• _Assignment_: How many lines in the data below have the string "AppStudio"? Reply with the number alone.

Data provided: Begin

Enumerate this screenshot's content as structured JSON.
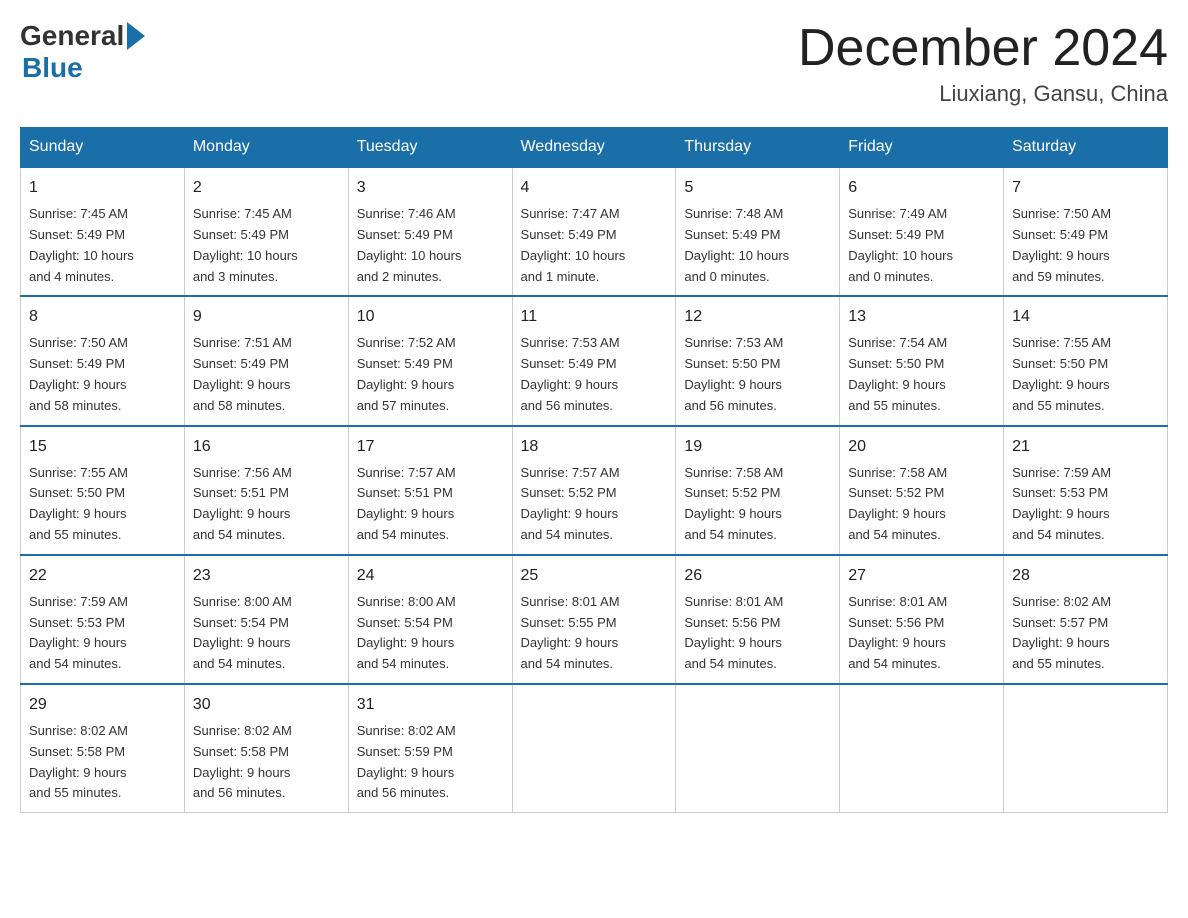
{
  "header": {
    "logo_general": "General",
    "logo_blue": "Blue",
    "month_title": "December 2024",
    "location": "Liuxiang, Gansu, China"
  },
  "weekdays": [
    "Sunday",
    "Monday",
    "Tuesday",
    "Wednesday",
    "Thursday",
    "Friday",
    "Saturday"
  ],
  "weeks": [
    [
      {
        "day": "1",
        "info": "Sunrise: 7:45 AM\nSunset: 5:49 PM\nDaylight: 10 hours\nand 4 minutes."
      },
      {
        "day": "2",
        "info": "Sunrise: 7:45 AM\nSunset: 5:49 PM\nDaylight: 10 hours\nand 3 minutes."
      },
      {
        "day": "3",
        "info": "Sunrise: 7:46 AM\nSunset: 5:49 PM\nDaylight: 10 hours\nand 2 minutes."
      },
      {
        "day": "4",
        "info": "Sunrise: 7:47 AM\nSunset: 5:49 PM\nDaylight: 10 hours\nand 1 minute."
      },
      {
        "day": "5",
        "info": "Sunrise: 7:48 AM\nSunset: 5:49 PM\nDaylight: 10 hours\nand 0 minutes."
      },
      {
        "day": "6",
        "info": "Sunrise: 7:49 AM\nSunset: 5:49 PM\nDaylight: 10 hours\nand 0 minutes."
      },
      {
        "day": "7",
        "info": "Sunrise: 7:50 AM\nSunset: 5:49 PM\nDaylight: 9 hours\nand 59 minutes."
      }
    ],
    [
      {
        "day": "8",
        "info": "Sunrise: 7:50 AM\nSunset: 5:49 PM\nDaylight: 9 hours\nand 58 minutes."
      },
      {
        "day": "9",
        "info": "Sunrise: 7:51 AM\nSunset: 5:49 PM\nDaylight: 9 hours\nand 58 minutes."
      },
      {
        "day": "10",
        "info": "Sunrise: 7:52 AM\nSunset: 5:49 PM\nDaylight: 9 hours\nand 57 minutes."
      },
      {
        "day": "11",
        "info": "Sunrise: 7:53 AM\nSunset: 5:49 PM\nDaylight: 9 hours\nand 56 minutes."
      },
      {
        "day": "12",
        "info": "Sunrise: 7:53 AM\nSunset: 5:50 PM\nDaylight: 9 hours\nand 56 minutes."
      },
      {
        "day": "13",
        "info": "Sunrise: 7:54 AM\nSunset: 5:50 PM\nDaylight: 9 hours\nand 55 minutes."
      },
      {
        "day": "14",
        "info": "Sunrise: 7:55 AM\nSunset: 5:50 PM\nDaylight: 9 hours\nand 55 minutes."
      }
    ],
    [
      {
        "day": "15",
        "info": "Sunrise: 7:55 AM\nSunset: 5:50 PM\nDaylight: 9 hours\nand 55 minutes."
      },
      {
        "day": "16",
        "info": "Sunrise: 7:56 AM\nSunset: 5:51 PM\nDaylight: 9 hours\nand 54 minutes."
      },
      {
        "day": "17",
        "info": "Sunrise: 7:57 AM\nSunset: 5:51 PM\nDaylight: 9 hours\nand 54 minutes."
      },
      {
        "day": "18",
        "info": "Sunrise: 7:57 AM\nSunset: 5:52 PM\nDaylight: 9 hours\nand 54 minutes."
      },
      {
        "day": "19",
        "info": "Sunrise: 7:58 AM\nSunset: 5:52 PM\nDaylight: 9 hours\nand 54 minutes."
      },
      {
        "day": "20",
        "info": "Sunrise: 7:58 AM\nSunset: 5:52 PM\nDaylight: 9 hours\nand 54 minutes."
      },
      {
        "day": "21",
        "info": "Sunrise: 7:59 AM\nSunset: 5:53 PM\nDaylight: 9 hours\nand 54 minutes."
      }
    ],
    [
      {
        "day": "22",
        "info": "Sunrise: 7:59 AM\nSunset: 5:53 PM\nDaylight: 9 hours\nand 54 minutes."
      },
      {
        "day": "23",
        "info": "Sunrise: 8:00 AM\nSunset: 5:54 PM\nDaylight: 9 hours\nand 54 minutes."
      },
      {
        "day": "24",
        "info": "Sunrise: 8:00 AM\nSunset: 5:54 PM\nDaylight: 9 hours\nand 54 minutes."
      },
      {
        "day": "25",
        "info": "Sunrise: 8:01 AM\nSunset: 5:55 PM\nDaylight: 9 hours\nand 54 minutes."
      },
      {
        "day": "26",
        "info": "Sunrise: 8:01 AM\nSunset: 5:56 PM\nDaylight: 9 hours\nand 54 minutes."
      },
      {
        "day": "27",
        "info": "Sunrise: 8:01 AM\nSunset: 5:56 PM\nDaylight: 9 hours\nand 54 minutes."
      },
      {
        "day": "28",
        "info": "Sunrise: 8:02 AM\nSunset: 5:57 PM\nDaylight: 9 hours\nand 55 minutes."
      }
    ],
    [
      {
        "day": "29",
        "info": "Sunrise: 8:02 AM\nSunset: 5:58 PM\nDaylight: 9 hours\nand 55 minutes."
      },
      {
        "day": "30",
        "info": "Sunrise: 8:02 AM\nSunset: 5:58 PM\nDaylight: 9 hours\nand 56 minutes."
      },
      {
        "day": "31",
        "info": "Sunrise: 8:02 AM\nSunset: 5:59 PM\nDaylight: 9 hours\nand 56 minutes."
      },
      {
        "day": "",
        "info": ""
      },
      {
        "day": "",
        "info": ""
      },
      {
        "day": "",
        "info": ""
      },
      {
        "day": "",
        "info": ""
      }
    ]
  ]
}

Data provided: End
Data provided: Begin

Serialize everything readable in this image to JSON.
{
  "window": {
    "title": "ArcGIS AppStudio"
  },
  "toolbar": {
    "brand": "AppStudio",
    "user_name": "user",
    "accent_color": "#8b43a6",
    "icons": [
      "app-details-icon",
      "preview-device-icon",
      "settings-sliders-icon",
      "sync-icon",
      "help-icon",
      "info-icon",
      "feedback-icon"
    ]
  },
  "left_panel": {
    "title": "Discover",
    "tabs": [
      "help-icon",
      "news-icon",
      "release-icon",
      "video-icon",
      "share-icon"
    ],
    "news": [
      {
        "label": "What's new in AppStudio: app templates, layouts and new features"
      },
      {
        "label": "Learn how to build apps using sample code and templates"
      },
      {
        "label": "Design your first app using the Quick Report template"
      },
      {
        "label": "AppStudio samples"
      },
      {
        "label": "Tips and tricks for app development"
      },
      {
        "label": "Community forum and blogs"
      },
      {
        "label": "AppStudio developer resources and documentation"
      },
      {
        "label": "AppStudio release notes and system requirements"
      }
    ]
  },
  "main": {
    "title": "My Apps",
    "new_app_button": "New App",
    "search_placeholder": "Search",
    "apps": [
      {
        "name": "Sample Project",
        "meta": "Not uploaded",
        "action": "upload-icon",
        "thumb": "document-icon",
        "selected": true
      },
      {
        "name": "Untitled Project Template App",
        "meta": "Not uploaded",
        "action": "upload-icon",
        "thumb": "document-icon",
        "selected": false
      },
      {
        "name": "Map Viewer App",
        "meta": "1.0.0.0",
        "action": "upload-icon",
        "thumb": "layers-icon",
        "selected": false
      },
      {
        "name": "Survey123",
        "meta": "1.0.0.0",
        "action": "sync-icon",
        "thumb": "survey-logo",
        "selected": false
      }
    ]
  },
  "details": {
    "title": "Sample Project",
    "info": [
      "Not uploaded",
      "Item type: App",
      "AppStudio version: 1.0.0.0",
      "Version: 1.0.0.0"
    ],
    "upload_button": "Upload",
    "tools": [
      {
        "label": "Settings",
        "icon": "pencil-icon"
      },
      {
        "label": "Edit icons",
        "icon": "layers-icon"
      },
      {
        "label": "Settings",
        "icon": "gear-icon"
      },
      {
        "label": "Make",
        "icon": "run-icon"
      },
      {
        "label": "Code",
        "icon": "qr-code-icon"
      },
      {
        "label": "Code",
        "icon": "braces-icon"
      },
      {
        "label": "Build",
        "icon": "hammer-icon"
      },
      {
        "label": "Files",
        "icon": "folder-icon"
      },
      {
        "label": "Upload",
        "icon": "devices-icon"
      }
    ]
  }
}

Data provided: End

• _Answer to the problem_: 7